Britpave: The British In-Situ Concrete Paving Association


These web pages reproduce the executive summary of the Britpave publication Slabtrack Safety – A Scoping Study.

Visit the Britpave Shop to purchase Slabtrack Safety – A Scoping Study as a hard copy (free to Britpave members)

Executive Summary

This report summarises the findings of a scoping exercise for slab track safety research carried out by Ove Arup & Partners Ltd on behalf of Britpave (the British In-situ Concrete Paving Association). The commission for the scoping exercise was awarded by Britpave in September 2002 to aid the development of a case highlighting slab track safety in order to gain support for the application of slab track on the UK rail network.

The objectives of the ‘Slab Track Safety Scoping Study’ were to:

  1. Identify existing research into issues relating to the safety of slab track vs. ballasted track;
  2. Identify areas where further research could be of benefit to Britpave in their promotion of slab track in the UK.

The study has identified that, although it is generally accepted in the rail industry that slab track provides benefits in terms of safety when compared with traditional ballasted forms, little substantive research or evidence is available to support this.

It is recommended that a risk-based structure be adopted as a framework for the safety case for slab track. The tolerable failure rates for the existing UK track could be developed by, for example, assessing the ultimate consequences of track failure. This would determine the rate at which track failures can be tolerated per km per annum. A similar approach can be taken to accidents occurring during maintenance work.

The developed safety case should be supported by evidence and research into slab track safety. The following areas of further work have been identified by the study:

  1. The principal strength of slab track that could promote its application as a safer alternative to ballast lies in the reduced on-track maintenance time and consequently reduced risk to workers. This study has identified hazard exposure of workers as the key area where further work could support the safety case.
  2. In addition it is recommended that an analysis of UK track faults, to identify what proportion would be preventable by application of slab track, may also yield positive results.

To further both these arguments, it is recommended that a case study model should be developed, which would use an existing UK line to illustrate the potential safety benefits of a slab track installation. It is suggested that three scenarios could be modelled:
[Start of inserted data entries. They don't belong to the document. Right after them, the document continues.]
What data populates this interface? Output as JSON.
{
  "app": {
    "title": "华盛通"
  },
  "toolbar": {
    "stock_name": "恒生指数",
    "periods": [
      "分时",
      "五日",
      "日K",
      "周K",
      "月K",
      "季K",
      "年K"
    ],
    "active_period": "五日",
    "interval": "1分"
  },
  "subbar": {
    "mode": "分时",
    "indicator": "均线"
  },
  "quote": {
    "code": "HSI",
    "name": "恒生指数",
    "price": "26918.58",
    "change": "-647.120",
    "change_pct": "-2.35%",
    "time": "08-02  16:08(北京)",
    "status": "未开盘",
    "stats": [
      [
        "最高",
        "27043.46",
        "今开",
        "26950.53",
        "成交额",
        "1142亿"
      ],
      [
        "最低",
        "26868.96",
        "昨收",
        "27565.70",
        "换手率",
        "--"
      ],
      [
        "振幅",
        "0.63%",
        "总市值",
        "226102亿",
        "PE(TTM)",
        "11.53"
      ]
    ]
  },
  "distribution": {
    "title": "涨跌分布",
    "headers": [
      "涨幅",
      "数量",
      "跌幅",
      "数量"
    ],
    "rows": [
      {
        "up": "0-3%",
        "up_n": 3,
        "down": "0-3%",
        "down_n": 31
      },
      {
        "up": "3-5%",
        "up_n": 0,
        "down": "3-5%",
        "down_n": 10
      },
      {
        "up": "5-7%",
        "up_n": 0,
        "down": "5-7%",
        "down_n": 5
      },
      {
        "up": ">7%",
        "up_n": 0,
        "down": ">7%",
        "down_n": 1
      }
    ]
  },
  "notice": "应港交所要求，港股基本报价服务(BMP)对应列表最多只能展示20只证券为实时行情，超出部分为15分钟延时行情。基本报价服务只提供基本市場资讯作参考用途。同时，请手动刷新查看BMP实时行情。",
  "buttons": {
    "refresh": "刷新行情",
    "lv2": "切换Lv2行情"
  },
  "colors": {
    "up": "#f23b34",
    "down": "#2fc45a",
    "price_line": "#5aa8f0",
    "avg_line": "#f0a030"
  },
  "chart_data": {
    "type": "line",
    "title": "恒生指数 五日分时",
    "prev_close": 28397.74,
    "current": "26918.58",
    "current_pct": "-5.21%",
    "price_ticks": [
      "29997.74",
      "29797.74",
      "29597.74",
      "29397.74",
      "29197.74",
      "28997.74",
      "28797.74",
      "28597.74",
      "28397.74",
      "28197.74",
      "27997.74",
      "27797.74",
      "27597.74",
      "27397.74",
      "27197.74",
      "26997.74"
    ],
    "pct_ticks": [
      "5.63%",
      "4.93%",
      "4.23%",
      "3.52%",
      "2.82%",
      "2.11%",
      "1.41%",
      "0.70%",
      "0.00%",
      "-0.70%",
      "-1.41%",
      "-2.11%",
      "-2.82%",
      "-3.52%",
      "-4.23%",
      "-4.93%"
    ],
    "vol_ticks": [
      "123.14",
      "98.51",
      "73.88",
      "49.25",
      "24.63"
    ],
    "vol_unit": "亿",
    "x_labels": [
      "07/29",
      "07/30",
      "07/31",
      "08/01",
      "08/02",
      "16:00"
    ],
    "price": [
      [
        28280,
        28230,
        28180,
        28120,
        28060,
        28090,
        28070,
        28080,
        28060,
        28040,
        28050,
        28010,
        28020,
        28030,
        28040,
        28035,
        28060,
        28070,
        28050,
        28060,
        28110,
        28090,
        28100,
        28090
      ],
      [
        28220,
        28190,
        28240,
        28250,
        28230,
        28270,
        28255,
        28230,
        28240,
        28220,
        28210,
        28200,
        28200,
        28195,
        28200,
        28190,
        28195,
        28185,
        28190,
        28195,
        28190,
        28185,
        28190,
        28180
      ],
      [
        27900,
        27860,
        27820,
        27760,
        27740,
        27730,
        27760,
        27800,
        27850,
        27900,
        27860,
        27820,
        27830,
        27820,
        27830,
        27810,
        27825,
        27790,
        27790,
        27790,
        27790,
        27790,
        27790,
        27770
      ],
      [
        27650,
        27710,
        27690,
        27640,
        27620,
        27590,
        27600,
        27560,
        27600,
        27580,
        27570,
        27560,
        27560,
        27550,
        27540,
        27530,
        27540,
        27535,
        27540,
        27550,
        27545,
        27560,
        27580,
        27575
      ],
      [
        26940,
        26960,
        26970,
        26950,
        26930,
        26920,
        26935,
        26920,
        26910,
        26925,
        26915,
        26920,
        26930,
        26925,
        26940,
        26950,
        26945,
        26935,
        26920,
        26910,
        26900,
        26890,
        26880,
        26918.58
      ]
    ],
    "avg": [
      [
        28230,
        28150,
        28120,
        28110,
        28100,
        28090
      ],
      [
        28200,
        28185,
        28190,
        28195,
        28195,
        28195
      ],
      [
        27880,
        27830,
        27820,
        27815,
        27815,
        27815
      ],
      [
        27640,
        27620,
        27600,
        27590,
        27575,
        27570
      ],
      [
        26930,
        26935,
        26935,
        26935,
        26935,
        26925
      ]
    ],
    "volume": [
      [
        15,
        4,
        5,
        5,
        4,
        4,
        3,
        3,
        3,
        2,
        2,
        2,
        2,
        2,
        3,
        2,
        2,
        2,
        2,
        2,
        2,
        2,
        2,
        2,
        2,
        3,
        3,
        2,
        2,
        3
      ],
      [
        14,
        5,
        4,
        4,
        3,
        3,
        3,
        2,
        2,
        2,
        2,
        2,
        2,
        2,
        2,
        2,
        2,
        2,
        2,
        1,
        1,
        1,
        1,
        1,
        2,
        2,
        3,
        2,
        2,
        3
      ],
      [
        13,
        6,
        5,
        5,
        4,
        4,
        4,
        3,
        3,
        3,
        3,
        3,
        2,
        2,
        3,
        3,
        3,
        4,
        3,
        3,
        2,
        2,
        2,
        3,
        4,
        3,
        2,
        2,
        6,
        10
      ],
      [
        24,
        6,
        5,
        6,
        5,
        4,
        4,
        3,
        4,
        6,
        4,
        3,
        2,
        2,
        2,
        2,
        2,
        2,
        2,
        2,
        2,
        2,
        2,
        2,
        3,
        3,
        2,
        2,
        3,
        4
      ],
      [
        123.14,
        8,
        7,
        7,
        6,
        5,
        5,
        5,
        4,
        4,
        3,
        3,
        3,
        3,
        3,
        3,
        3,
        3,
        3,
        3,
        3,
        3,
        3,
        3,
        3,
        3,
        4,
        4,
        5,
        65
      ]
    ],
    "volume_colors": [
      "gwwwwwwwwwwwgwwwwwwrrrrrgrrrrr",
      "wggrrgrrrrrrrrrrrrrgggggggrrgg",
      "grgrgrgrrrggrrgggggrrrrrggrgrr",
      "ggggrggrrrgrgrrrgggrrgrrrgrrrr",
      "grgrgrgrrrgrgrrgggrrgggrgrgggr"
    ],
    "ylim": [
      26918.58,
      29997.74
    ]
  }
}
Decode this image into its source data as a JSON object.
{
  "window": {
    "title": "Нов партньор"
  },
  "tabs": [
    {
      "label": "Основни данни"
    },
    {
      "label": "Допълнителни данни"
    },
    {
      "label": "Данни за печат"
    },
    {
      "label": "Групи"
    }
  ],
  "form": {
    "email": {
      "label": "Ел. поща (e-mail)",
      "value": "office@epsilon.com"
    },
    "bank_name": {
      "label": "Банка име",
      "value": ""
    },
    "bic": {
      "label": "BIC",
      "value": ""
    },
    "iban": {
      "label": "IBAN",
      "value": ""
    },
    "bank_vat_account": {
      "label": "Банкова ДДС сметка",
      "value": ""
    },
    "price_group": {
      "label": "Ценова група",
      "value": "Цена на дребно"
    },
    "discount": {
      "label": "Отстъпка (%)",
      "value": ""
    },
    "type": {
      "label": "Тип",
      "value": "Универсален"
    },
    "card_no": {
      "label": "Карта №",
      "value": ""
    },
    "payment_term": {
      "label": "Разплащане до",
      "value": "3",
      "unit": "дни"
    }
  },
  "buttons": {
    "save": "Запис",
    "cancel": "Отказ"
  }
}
  • High speed intensive service e.g. Euston to Rugby;
  • Heavy freight e.g. Doncaster to Immingham;
  • Intensive suburban e.g. London Bridge to East Croydon.